|EP1593856A1||May 3, 2005||Nov 9, 2005||Eaton Corporation||Integrated valve system|
|EP2032882A2 *||May 9, 2007||Mar 11, 2009||White Drive Products Inc.||Shock valve for hydraulic device|
|U.S. Classification||60/444, 60/468, 60/487, 60/464, 60/488|
|International Classification||F16H39/14, F16H61/40, F16H61/42, F16H61/4017, F16H61/433, F16H61/4157|
|Cooperative Classification||F16H39/14, F16H61/433, F16H2059/6853, F16H61/4017, F16H61/4157, F16H61/42, F16H61/40|
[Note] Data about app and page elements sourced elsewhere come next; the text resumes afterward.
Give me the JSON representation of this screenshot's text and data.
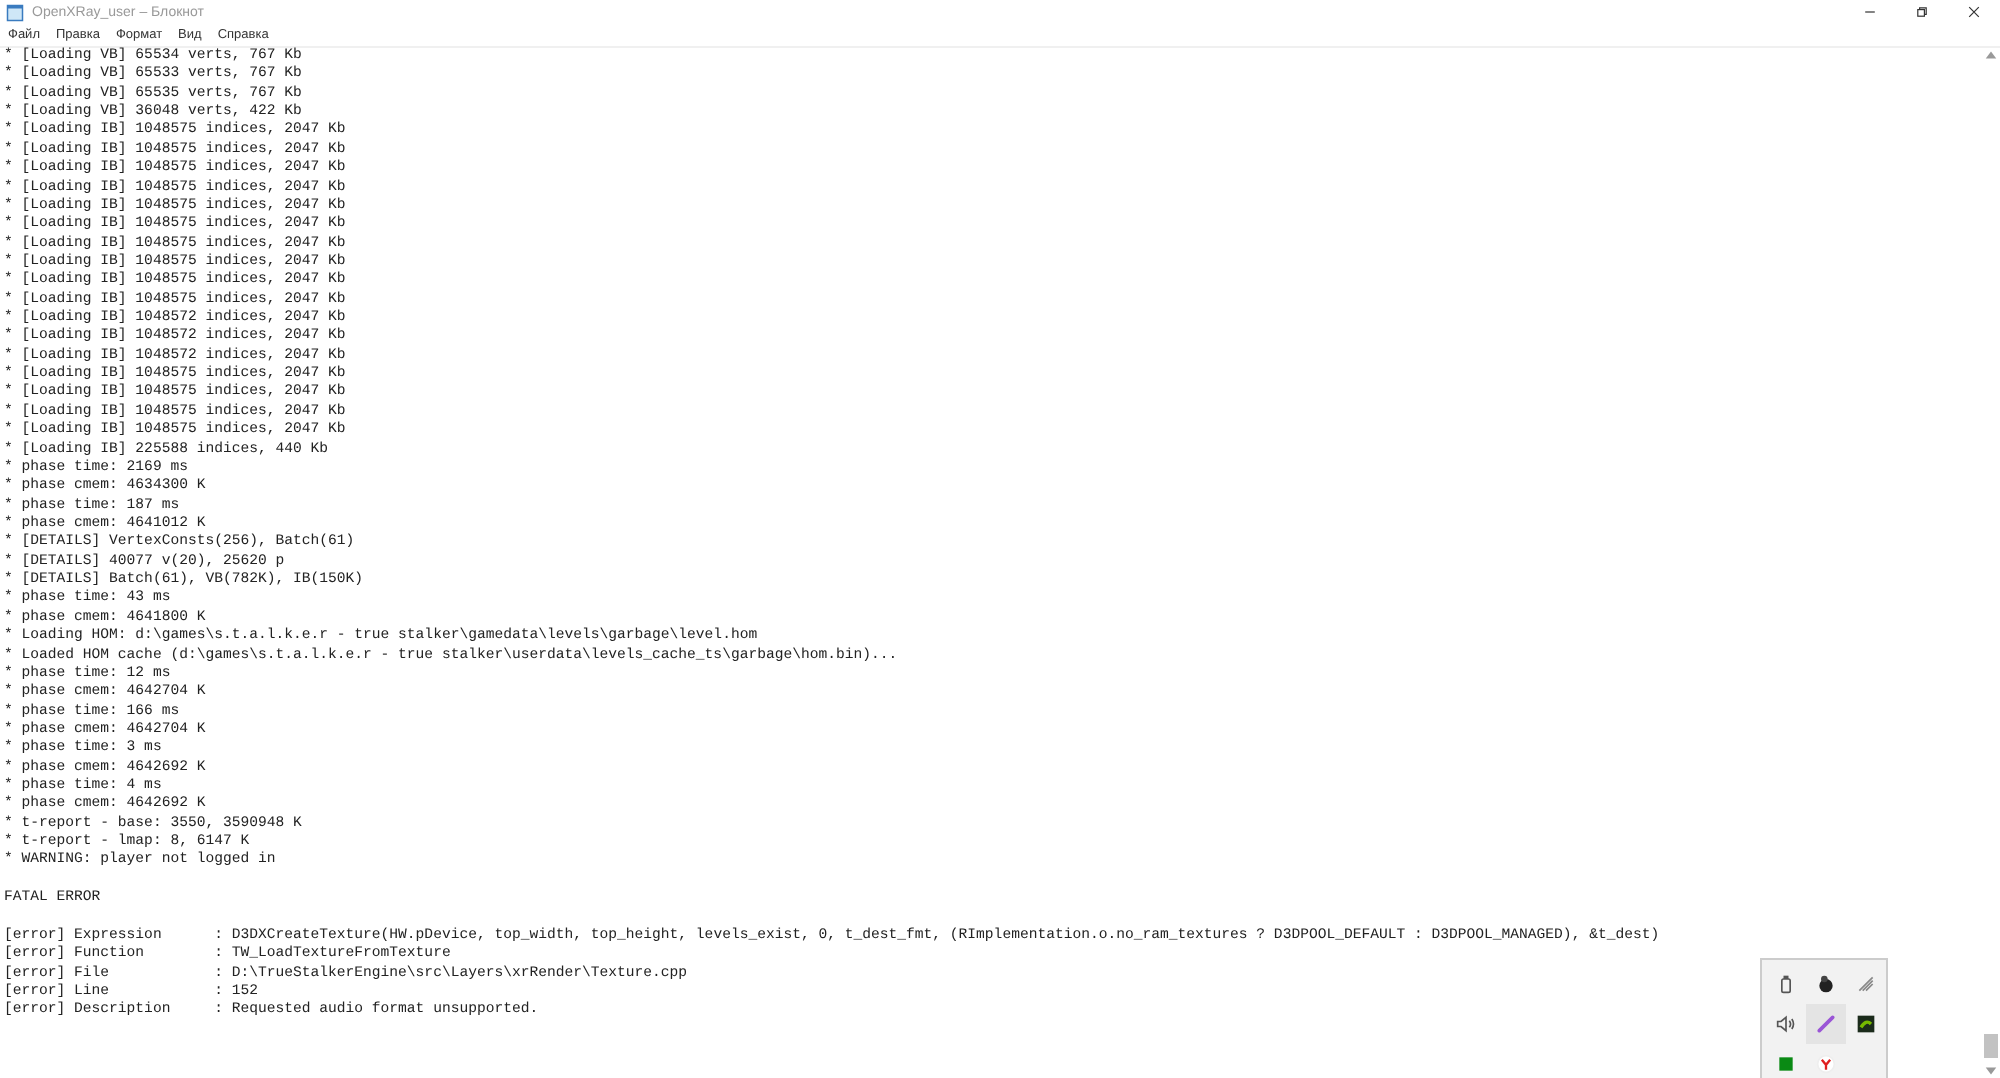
{
  "window": {
    "title": "OpenXRay_user – Блокнот"
  },
  "menu": [
    "Файл",
    "Правка",
    "Формат",
    "Вид",
    "Справка"
  ],
  "text_blocks": [
    [
      "* [Loading VB] 65534 verts, 767 Kb",
      "* [Loading VB] 65533 verts, 767 Kb",
      "* [Loading VB] 65535 verts, 767 Kb",
      "* [Loading VB] 36048 verts, 422 Kb",
      "* [Loading IB] 1048575 indices, 2047 Kb",
      "* [Loading IB] 1048575 indices, 2047 Kb",
      "* [Loading IB] 1048575 indices, 2047 Kb",
      "* [Loading IB] 1048575 indices, 2047 Kb",
      "* [Loading IB] 1048575 indices, 2047 Kb",
      "* [Loading IB] 1048575 indices, 2047 Kb",
      "* [Loading IB] 1048575 indices, 2047 Kb",
      "* [Loading IB] 1048575 indices, 2047 Kb",
      "* [Loading IB] 1048575 indices, 2047 Kb",
      "* [Loading IB] 1048575 indices, 2047 Kb",
      "* [Loading IB] 1048572 indices, 2047 Kb",
      "* [Loading IB] 1048572 indices, 2047 Kb",
      "* [Loading IB] 1048572 indices, 2047 Kb",
      "* [Loading IB] 1048575 indices, 2047 Kb",
      "* [Loading IB] 1048575 indices, 2047 Kb",
      "* [Loading IB] 1048575 indices, 2047 Kb",
      "* [Loading IB] 1048575 indices, 2047 Kb",
      "* [Loading IB] 225588 indices, 440 Kb",
      "* phase time: 2169 ms",
      "* phase cmem: 4634300 K",
      "* phase time: 187 ms",
      "* phase cmem: 4641012 K",
      "* [DETAILS] VertexConsts(256), Batch(61)",
      "* [DETAILS] 40077 v(20), 25620 p",
      "* [DETAILS] Batch(61), VB(782K), IB(150K)",
      "* phase time: 43 ms",
      "* phase cmem: 4641800 K",
      "* Loading HOM: d:\\games\\s.t.a.l.k.e.r - true stalker\\gamedata\\levels\\garbage\\level.hom",
      "* Loaded HOM cache (d:\\games\\s.t.a.l.k.e.r - true stalker\\userdata\\levels_cache_ts\\garbage\\hom.bin)...",
      "* phase time: 12 ms",
      "* phase cmem: 4642704 K",
      "* phase time: 166 ms",
      "* phase cmem: 4642704 K",
      "* phase time: 3 ms",
      "* phase cmem: 4642692 K",
      "* phase time: 4 ms",
      "* phase cmem: 4642692 K",
      "* t-report - base: 3550, 3590948 K",
      "* t-report - lmap: 8, 6147 K",
      "* WARNING: player not logged in"
    ],
    [
      "FATAL ERROR"
    ],
    [
      "[error] Expression\t: D3DXCreateTexture(HW.pDevice, top_width, top_height, levels_exist, 0, t_dest_fmt, (RImplementation.o.no_ram_textures ? D3DPOOL_DEFAULT : D3DPOOL_MANAGED), &t_dest)",
      "[error] Function\t: TW_LoadTextureFromTexture",
      "[error] File\t\t: D:\\TrueStalkerEngine\\src\\Layers\\xrRender\\Texture.cpp",
      "[error] Line\t\t: 152",
      "[error] Description\t: Requested audio format unsupported."
    ]
  ],
  "tray_icons": [
    {
      "kind": "usb",
      "selected": false
    },
    {
      "kind": "app",
      "selected": false
    },
    {
      "kind": "network",
      "selected": false
    },
    {
      "kind": "speaker",
      "selected": false
    },
    {
      "kind": "pen",
      "selected": true
    },
    {
      "kind": "gpu",
      "selected": false
    },
    {
      "kind": "square",
      "selected": false
    },
    {
      "kind": "fork",
      "selected": false
    }
  ]
}
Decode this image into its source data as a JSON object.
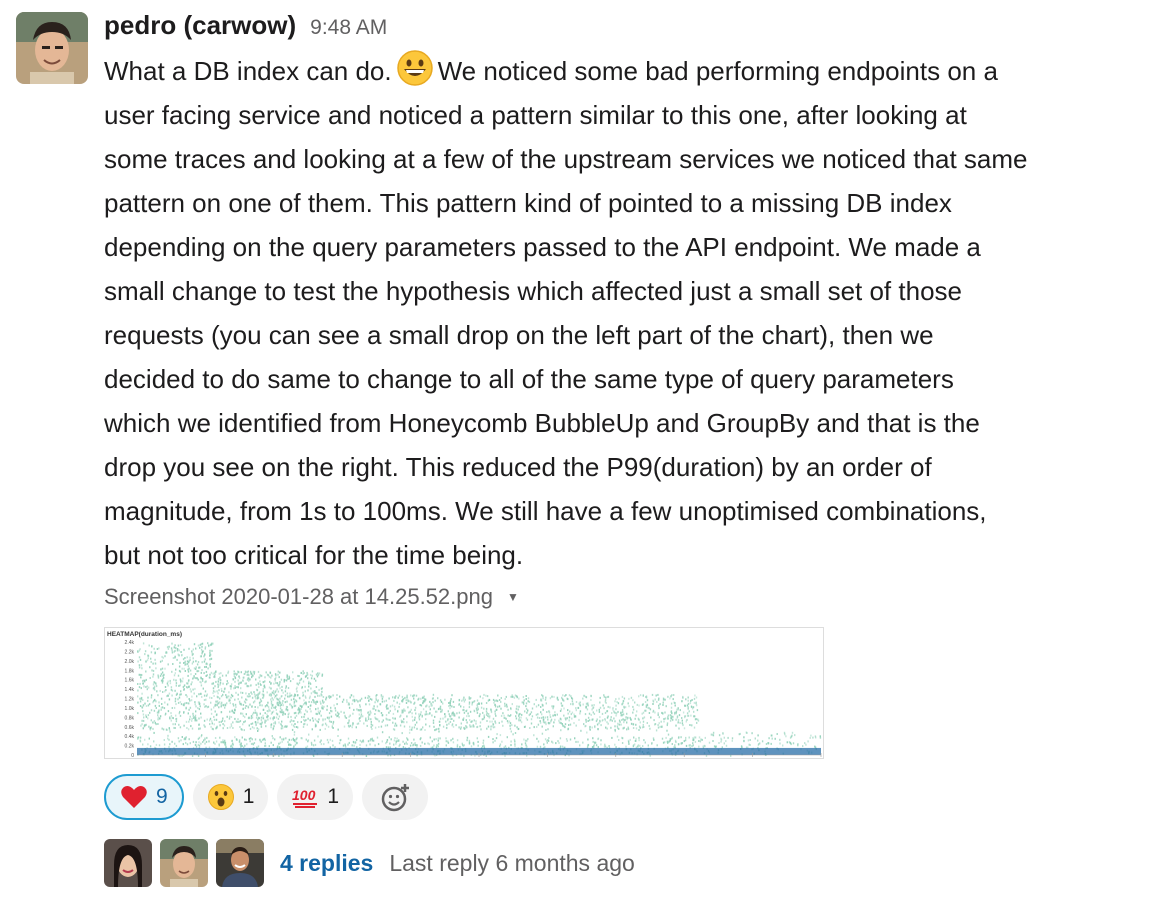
{
  "message": {
    "author": "pedro (carwow)",
    "time": "9:48 AM",
    "emoji": "grinning-face",
    "lines": [
      "We noticed some bad performing endpoints on a",
      "user facing service and noticed a pattern similar to this one, after looking at",
      "some traces and looking at a few of the upstream services we noticed that same",
      "pattern on one of them. This pattern kind of pointed to a missing DB index",
      "depending on the query parameters passed to the API endpoint. We made a",
      "small change to test the hypothesis which affected just a small set of those",
      "requests (you can see a small drop on the left part of the chart), then we",
      "decided to do same to change to all of the same type of query parameters",
      "which we identified from Honeycomb BubbleUp and GroupBy and that is the",
      "drop you see on the right. This reduced the P99(duration) by an order of",
      "magnitude, from 1s to 100ms. We still have a few unoptimised combinations,",
      "but not too critical for the time being."
    ],
    "first_line_prefix": "What a DB index can do."
  },
  "attachment": {
    "filename": "Screenshot 2020-01-28 at 14.25.52.png",
    "caret_icon": "caret-down-icon"
  },
  "chart_data": {
    "type": "heatmap",
    "title": "HEATMAP(duration_ms)",
    "y_ticks": [
      "2.4k",
      "2.2k",
      "2.0k",
      "1.8k",
      "1.6k",
      "1.4k",
      "1.2k",
      "1.0k",
      "0.8k",
      "0.6k",
      "0.4k",
      "0.2k",
      "0"
    ],
    "ylim": [
      0,
      2400
    ],
    "regions": [
      {
        "x_start": 0.0,
        "x_end": 0.11,
        "upper_duration_ms": 2400,
        "density": "high"
      },
      {
        "x_start": 0.11,
        "x_end": 0.27,
        "upper_duration_ms": 1800,
        "density": "high"
      },
      {
        "x_start": 0.27,
        "x_end": 0.82,
        "upper_duration_ms": 1300,
        "density": "medium"
      },
      {
        "x_start": 0.82,
        "x_end": 1.0,
        "upper_duration_ms": 500,
        "density": "low"
      }
    ],
    "gap_band_ms": [
      400,
      550
    ],
    "color_scatter": "#8fd0b8",
    "color_base": "#2a6fa8"
  },
  "reactions": [
    {
      "emoji": "heart",
      "count": "9",
      "active": true
    },
    {
      "emoji": "open-mouth",
      "count": "1",
      "active": false
    },
    {
      "emoji": "hundred-points",
      "count": "1",
      "active": false
    }
  ],
  "add_reaction_icon": "add-reaction-icon",
  "thread": {
    "replies": "4 replies",
    "last_reply": "Last reply 6 months ago"
  }
}
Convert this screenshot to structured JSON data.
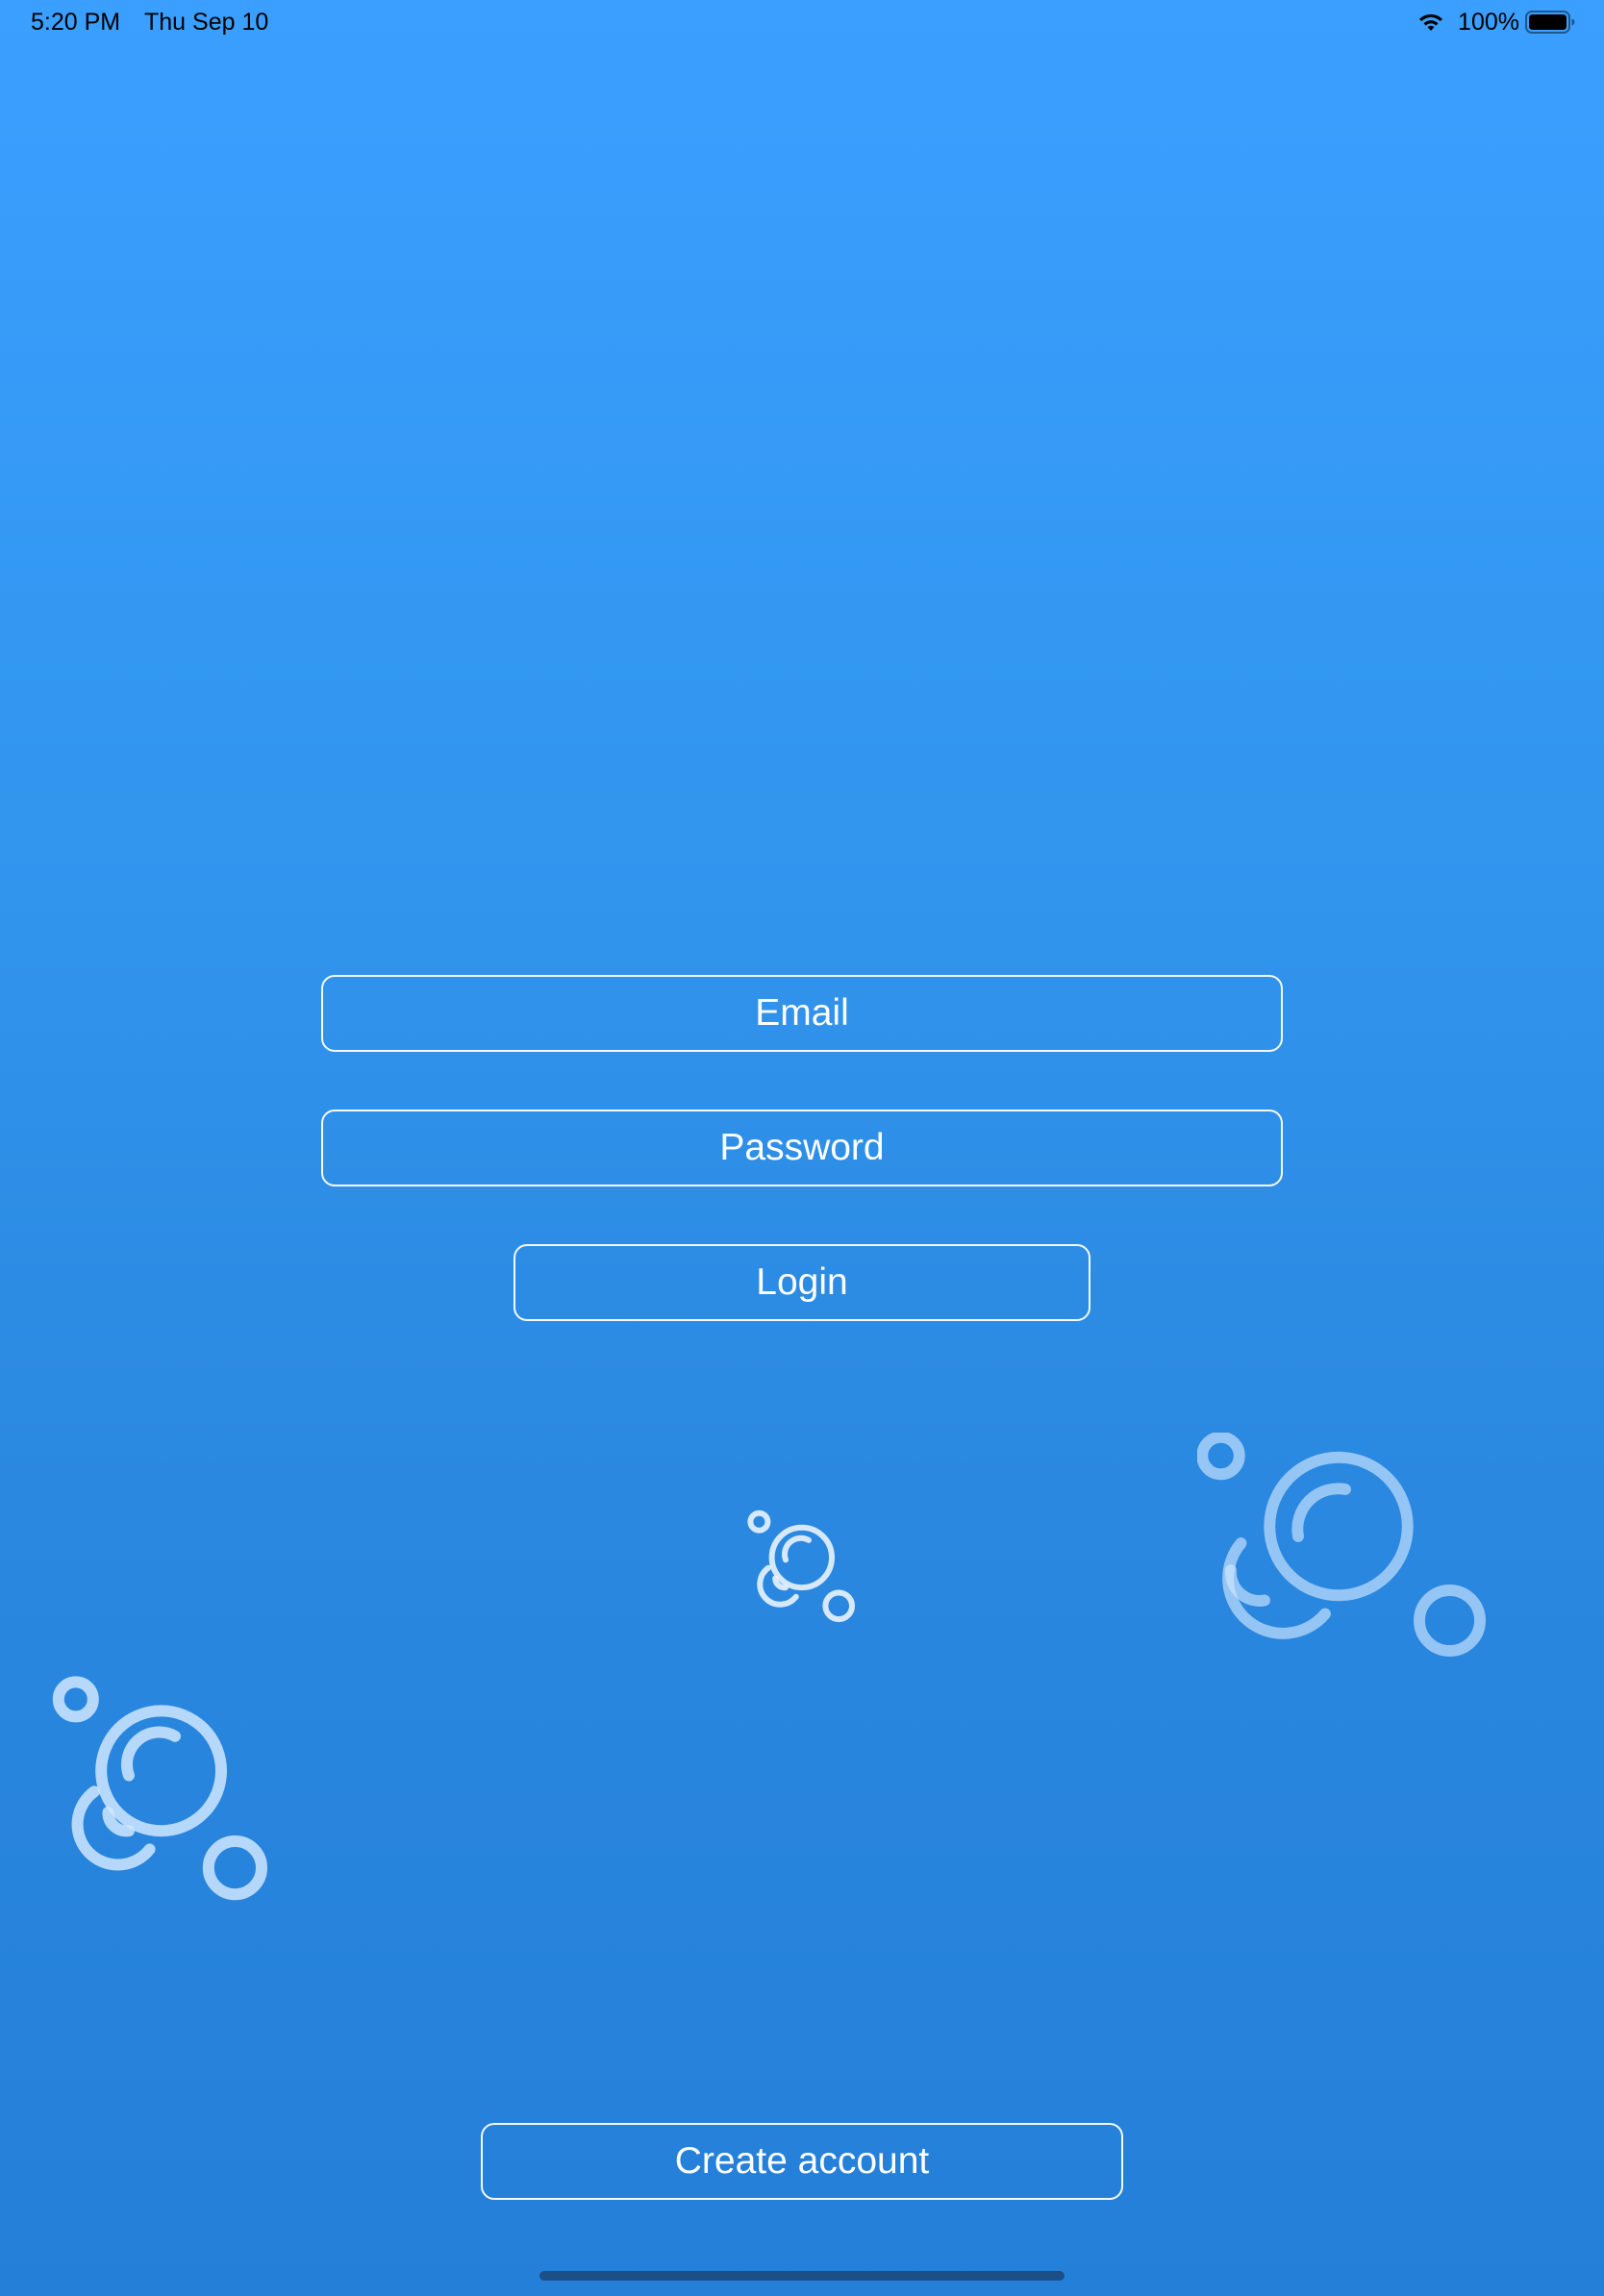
{
  "status_bar": {
    "time": "5:20 PM",
    "date": "Thu Sep 10",
    "battery_percent": "100%",
    "battery_level": 1.0,
    "icons": [
      "wifi-icon",
      "battery-icon"
    ]
  },
  "login_form": {
    "email_placeholder": "Email",
    "password_placeholder": "Password",
    "login_label": "Login"
  },
  "footer": {
    "create_account_label": "Create account"
  },
  "decorations": {
    "icon": "bubbles-icon"
  },
  "colors": {
    "background_top": "#3a9fff",
    "background_bottom": "#247fd8",
    "field_border": "#ffffff",
    "text": "#ffffff",
    "bubble_stroke": "#cfe6ff"
  }
}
|European Classification||F16H61/40, F16H61/42, F16H39/14, F16H61/4157, F16H61/4017, F16H61/433|
|Oct 28, 1988||AS||Assignment|
Owner name: EATON CORPORATION, EATON CENTER, CLEVELAND, OHIO 4
Free format text: ASSIGNMENT OF ASSIGNORS INTEREST.;ASSIGNORS:ROSS, WILLIAM A.;ARLT, RANDAL E.;REEL/FRAME:004955/0562
Effective date: 19880726
Owner name: EATON CORPORATION, EATON CENTER, CLEVELAND, OHIO 4
Free format text: ASSIGNMENT OF ASSIGNORS INTEREST;ASSIGNORS:ROSS, WILLIAM A.;ARLT, RANDAL E.;REEL/FRAME:004955/0562
Effective date: 19880726
|Nov 22, 1993||FPAY||Fee payment|
Year of fee payment: 4
|Sep 29, 1997||FPAY||Fee payment|
Year of fee payment: 8
|Sep 28, 2001||FPAY||Fee payment|
Year of fee payment: 12